HundrED shortlisted this innovation
In Kenya’s informal settlements where over 60% of the urban population lives, mothers have to make a difficult decision about where to leave their children (0-3 years) when they go to work: either home alone, with an older sibling who has been pulled out of school or at an informal daycare. These unlicensed centers do more harm than good, subjecting children to poor nutrition, hygiene, neglect, and even abuse, which reduces their lifelong developmental potential during their most important early years. Globally, 350 million children find themselves in this situation - it’s a childcare crisis.

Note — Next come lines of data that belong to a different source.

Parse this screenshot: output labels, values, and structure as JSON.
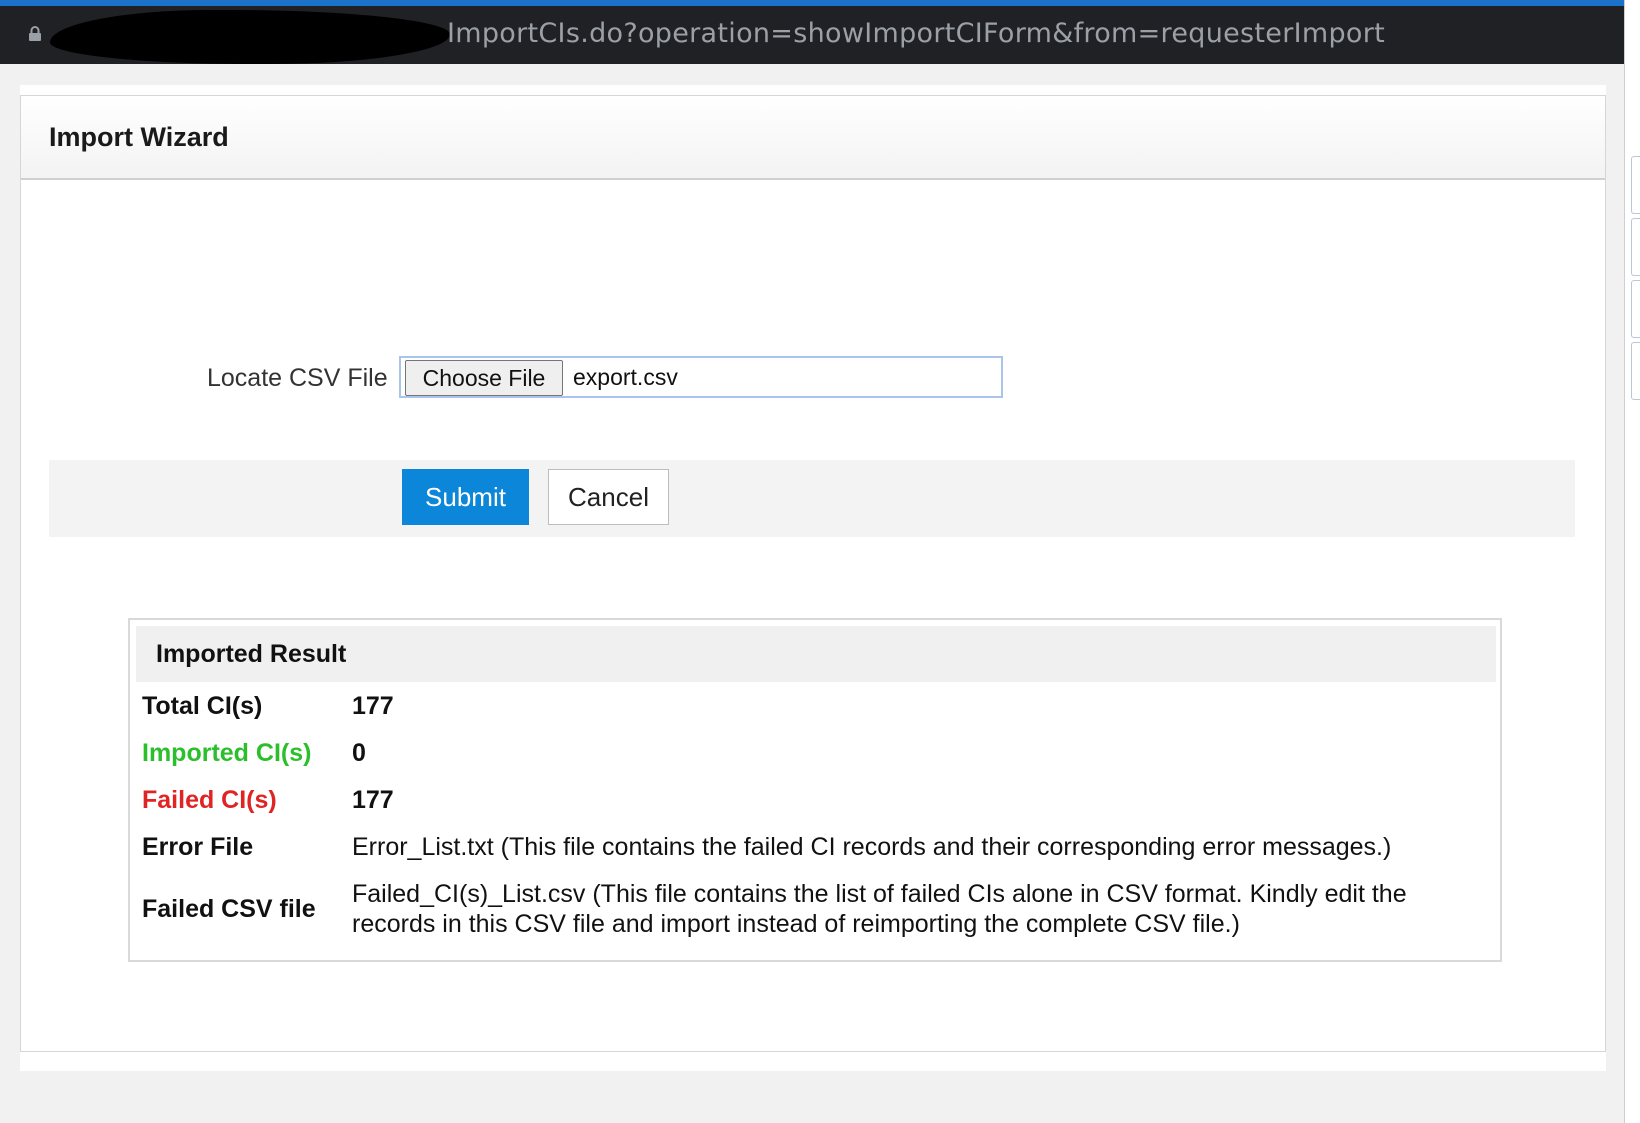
{
  "browser": {
    "url_text": "ImportCIs.do?operation=showImportCIForm&from=requesterImport"
  },
  "wizard": {
    "title": "Import Wizard",
    "locate_label": "Locate CSV File",
    "choose_file_label": "Choose File",
    "selected_file": "export.csv",
    "submit_label": "Submit",
    "cancel_label": "Cancel"
  },
  "result": {
    "title": "Imported Result",
    "total": {
      "label": "Total CI(s)",
      "value": "177"
    },
    "imported": {
      "label": "Imported CI(s)",
      "value": "0"
    },
    "failed": {
      "label": "Failed CI(s)",
      "value": "177"
    },
    "error_file": {
      "label": "Error File",
      "value": "Error_List.txt  (This file contains the failed CI records and their corresponding error messages.)"
    },
    "failed_csv": {
      "label": "Failed CSV file",
      "value_line1": "Failed_CI(s)_List.csv  (This file contains the list of failed CIs alone in CSV format. Kindly edit the",
      "value_line2": "records in this CSV file and import instead of reimporting the complete CSV file.)"
    }
  },
  "colors": {
    "accent_blue": "#0b86d8",
    "imported_green": "#2bbf2b",
    "failed_red": "#e02424"
  }
}
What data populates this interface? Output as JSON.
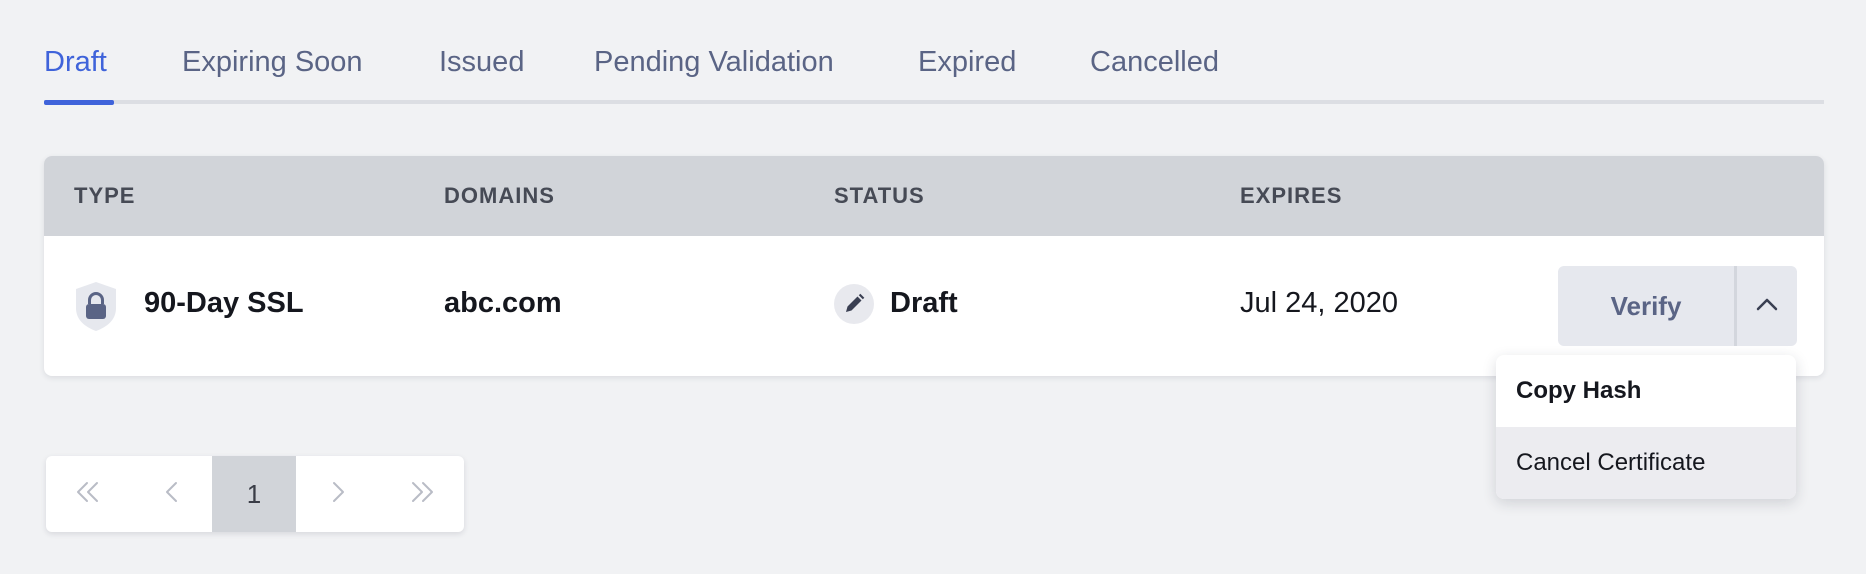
{
  "tabs": [
    {
      "label": "Draft",
      "active": true
    },
    {
      "label": "Expiring Soon",
      "active": false
    },
    {
      "label": "Issued",
      "active": false
    },
    {
      "label": "Pending Validation",
      "active": false
    },
    {
      "label": "Expired",
      "active": false
    },
    {
      "label": "Cancelled",
      "active": false
    }
  ],
  "table": {
    "headers": [
      "TYPE",
      "DOMAINS",
      "STATUS",
      "EXPIRES"
    ],
    "rows": [
      {
        "type": "90-Day SSL",
        "type_icon": "lock-shield-icon",
        "domain": "abc.com",
        "status": "Draft",
        "status_icon": "pencil-icon",
        "expires": "Jul 24, 2020",
        "action_label": "Verify",
        "toggle_icon": "chevron-up-icon"
      }
    ]
  },
  "dropdown": {
    "items": [
      "Copy Hash",
      "Cancel Certificate"
    ]
  },
  "pagination": {
    "first_icon": "double-chevron-left-icon",
    "prev_icon": "chevron-left-icon",
    "current_page": "1",
    "next_icon": "chevron-right-icon",
    "last_icon": "double-chevron-right-icon"
  },
  "colors": {
    "accent": "#3f63da",
    "tab_text": "#5a6485",
    "header_bg": "#d1d4d9",
    "page_bg": "#f1f2f4"
  }
}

To address this problem, Kidogo uses a social franchising model to partner with entrepreneurial women “Mamapreneurs” to help them start or improve their own childcare micro-businesses. This allows children to get the best start to life during their crucial first 1,000 days, enables mothers to work with “peace of mind”, adolescent girls return to school and Mamapreneurs to earn a dignified livelihood.